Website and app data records
****************************************
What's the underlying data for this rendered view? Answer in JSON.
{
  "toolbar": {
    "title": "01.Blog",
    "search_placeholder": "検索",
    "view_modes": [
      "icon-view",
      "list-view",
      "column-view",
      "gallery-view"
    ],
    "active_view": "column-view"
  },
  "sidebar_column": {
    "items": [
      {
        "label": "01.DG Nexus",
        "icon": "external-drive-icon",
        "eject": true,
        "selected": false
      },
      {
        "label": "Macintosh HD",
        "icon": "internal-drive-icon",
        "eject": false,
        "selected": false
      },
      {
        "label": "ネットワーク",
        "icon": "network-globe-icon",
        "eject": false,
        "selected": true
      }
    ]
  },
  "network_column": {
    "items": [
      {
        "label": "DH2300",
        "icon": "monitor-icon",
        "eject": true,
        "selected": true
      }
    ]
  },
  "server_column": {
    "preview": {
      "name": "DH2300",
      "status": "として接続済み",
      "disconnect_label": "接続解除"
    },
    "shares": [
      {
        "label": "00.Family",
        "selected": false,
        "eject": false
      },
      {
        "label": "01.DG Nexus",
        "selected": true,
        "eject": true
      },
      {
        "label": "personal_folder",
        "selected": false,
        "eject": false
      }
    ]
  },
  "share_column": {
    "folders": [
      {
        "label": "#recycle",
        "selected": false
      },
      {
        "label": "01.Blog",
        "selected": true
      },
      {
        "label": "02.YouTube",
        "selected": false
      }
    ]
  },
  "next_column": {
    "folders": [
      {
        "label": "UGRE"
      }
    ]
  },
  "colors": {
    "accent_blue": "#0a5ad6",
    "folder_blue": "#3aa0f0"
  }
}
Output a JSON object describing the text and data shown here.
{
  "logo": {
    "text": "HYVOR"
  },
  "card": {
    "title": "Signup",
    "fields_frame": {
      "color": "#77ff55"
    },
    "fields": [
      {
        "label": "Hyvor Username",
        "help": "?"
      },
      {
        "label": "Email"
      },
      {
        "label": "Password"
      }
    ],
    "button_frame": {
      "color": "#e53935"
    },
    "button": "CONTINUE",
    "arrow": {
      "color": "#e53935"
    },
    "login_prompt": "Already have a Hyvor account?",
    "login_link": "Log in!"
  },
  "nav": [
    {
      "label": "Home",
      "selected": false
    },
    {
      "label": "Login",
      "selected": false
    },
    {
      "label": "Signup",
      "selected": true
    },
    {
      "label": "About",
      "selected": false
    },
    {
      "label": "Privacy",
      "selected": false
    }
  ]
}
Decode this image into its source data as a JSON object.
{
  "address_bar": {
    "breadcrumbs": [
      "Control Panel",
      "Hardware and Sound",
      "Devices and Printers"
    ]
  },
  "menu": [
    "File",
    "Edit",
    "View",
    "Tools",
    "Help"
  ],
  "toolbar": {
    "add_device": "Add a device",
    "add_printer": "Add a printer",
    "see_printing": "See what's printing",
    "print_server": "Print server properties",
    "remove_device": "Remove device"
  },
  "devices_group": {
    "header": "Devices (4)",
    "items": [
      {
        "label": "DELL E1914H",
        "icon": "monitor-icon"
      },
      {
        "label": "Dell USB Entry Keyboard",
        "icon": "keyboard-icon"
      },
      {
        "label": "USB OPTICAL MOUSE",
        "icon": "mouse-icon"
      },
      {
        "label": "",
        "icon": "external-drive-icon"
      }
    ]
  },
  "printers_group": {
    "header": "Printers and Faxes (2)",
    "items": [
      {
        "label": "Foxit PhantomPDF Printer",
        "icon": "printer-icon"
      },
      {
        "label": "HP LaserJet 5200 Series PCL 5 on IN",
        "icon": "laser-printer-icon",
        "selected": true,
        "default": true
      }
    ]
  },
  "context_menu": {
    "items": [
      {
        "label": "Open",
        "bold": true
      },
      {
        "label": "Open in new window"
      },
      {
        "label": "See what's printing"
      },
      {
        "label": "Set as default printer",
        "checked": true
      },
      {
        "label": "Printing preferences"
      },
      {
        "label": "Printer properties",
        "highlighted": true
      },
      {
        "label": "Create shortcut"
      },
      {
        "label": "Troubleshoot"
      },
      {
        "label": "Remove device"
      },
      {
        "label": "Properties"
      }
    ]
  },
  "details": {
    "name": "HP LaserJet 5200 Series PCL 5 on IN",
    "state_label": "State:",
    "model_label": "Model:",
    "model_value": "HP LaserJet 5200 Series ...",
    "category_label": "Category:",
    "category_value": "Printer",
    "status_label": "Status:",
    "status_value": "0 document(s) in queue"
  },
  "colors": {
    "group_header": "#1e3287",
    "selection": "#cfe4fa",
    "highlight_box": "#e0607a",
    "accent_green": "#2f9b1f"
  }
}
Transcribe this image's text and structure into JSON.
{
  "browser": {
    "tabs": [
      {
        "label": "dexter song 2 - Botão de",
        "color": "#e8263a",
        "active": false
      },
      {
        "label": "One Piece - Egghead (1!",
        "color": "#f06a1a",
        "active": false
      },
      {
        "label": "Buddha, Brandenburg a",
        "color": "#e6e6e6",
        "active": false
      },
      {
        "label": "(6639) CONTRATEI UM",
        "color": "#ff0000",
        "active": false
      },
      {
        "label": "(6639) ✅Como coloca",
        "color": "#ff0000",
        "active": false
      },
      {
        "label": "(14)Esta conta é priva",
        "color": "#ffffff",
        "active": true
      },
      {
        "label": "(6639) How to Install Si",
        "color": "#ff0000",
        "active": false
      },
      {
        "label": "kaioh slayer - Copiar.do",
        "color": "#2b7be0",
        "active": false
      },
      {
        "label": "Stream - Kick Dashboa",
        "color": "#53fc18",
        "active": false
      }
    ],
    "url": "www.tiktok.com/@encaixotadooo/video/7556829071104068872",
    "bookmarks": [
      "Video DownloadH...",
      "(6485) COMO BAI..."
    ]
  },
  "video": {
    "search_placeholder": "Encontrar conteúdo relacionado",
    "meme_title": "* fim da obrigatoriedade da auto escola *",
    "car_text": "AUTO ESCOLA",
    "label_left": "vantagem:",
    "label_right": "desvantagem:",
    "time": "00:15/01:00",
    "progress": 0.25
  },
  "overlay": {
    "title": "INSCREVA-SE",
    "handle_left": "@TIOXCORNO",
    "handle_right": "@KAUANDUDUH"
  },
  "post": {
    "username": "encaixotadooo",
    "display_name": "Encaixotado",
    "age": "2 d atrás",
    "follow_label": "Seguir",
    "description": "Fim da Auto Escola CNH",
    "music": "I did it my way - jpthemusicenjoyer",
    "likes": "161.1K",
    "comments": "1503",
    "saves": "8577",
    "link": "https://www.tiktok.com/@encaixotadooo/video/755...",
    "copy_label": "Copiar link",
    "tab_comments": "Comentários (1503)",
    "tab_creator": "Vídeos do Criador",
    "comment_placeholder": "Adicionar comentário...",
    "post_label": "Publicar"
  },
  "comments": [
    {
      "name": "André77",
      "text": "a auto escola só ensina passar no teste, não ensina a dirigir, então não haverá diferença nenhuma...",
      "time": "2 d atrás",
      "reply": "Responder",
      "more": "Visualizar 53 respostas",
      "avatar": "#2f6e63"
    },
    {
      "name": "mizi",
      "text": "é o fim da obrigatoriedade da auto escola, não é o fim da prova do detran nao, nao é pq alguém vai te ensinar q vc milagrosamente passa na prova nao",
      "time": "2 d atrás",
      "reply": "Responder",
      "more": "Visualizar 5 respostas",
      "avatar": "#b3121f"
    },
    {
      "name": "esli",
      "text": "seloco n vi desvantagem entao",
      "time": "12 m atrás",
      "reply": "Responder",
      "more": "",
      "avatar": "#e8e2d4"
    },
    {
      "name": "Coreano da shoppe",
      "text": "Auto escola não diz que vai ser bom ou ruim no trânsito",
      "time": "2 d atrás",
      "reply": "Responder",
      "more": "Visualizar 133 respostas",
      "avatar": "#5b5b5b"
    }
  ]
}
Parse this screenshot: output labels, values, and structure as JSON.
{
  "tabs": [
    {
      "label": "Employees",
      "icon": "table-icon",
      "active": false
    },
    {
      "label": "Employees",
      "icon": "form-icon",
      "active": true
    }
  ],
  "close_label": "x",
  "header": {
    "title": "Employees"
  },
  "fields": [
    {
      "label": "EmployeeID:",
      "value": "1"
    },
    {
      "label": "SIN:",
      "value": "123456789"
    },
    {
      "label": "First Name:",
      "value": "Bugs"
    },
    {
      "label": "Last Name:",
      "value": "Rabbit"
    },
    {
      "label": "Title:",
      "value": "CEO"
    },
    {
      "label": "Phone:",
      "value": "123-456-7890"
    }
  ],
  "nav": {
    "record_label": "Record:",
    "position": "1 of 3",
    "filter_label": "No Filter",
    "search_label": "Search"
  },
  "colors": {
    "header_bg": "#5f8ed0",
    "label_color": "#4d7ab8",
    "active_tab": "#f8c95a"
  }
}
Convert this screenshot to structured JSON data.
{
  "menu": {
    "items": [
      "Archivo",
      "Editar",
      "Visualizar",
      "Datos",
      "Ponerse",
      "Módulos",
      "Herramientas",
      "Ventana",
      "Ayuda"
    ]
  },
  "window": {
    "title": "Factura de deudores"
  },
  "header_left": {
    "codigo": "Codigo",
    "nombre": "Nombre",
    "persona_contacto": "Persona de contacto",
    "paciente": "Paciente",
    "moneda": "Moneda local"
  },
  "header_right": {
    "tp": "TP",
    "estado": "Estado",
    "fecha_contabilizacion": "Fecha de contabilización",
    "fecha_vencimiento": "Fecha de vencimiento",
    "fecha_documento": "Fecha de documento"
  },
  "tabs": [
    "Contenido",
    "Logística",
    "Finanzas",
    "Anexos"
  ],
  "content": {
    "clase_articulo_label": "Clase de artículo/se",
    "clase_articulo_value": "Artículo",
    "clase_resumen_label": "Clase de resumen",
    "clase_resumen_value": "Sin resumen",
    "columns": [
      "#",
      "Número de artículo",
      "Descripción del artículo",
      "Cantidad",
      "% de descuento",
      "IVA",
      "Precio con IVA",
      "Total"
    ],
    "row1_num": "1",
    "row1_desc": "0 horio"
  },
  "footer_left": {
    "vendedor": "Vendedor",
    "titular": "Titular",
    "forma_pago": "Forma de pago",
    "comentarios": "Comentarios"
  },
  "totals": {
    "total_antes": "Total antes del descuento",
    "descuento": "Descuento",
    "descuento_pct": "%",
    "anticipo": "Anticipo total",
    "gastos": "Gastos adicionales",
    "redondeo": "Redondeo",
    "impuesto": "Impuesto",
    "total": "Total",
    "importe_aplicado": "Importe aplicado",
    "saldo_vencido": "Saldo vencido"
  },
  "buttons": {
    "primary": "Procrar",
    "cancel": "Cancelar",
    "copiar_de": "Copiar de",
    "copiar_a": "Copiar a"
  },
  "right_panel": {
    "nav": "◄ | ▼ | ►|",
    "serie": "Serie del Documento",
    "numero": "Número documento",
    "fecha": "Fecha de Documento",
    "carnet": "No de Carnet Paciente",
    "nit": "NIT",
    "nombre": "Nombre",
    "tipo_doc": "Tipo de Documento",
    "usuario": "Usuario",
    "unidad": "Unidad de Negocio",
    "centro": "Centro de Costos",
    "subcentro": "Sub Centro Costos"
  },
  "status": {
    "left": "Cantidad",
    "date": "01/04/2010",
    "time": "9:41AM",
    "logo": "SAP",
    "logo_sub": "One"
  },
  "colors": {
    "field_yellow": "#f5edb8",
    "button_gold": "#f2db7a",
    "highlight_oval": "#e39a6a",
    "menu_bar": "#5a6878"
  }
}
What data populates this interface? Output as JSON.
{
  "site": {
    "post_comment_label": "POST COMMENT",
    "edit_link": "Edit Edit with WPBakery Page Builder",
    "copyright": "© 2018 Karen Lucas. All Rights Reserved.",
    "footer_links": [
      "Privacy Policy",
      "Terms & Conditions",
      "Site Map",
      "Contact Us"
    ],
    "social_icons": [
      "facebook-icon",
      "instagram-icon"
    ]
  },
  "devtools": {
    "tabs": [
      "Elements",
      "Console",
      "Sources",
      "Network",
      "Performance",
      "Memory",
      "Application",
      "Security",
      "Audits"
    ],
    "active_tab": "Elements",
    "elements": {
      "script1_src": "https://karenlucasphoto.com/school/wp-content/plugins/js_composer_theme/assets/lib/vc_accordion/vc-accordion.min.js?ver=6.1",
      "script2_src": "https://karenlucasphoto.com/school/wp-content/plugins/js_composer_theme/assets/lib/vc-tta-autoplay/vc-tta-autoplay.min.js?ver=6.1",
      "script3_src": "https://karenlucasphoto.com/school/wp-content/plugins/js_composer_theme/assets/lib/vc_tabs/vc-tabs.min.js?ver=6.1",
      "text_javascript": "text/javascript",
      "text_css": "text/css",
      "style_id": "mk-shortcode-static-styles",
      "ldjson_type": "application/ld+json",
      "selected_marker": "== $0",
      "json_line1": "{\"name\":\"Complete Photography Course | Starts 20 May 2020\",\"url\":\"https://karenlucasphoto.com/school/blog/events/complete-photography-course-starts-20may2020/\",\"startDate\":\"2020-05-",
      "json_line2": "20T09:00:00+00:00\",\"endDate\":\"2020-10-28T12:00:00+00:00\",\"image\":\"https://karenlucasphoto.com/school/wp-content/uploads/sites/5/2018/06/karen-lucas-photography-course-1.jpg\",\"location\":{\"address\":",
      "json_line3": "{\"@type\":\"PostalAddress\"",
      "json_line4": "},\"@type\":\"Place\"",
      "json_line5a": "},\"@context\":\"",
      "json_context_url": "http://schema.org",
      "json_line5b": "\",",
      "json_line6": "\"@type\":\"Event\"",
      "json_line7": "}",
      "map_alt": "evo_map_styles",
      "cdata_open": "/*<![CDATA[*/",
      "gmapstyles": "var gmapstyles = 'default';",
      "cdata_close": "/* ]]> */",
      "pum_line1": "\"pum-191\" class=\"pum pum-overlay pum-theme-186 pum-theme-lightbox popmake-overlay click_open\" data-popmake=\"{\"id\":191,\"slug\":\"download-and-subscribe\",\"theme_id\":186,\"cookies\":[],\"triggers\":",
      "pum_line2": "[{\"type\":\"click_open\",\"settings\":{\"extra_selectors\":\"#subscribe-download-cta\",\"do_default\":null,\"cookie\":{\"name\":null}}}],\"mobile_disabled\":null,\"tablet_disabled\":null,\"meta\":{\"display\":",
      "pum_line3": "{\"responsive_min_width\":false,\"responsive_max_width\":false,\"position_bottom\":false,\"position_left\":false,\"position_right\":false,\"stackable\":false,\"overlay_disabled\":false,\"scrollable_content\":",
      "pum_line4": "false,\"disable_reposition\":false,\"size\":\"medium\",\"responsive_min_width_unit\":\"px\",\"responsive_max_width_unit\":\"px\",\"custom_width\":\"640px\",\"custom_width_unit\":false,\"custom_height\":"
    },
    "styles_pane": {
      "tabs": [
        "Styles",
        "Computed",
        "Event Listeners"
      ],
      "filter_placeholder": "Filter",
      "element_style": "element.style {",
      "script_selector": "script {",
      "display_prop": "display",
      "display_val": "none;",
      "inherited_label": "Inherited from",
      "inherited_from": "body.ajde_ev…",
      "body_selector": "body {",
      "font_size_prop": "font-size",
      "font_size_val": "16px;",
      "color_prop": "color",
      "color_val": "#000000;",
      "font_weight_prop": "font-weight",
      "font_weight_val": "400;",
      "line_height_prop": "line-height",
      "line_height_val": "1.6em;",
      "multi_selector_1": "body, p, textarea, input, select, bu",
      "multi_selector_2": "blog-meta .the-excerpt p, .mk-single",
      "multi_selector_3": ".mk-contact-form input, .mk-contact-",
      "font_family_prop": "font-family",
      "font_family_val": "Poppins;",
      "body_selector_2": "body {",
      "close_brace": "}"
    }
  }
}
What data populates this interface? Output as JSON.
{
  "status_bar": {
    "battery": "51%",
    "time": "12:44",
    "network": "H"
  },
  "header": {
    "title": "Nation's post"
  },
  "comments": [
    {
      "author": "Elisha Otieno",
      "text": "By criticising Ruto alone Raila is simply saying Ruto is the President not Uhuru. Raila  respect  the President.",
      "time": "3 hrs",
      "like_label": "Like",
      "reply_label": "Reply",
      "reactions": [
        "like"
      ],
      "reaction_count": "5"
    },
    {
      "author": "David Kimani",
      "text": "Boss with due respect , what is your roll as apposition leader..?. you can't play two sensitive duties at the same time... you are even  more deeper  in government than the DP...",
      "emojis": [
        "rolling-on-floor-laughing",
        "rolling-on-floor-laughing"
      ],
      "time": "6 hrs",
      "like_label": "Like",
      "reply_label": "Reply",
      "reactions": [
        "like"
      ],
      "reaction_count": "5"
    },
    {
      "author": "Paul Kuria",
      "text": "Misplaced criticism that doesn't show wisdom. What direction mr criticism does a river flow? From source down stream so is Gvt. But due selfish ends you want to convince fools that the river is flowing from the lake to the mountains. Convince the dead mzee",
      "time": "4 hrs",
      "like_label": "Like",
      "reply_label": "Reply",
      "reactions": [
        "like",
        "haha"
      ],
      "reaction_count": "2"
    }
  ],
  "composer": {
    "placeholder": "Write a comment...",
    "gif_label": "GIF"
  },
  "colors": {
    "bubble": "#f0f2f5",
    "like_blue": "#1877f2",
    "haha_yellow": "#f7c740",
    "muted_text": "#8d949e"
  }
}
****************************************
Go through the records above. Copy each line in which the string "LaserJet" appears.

        "label": "HP LaserJet 5200 Series PCL 5 on IN",
    "name": "HP LaserJet 5200 Series PCL 5 on IN",
    "model_value": "HP LaserJet 5200 Series ...",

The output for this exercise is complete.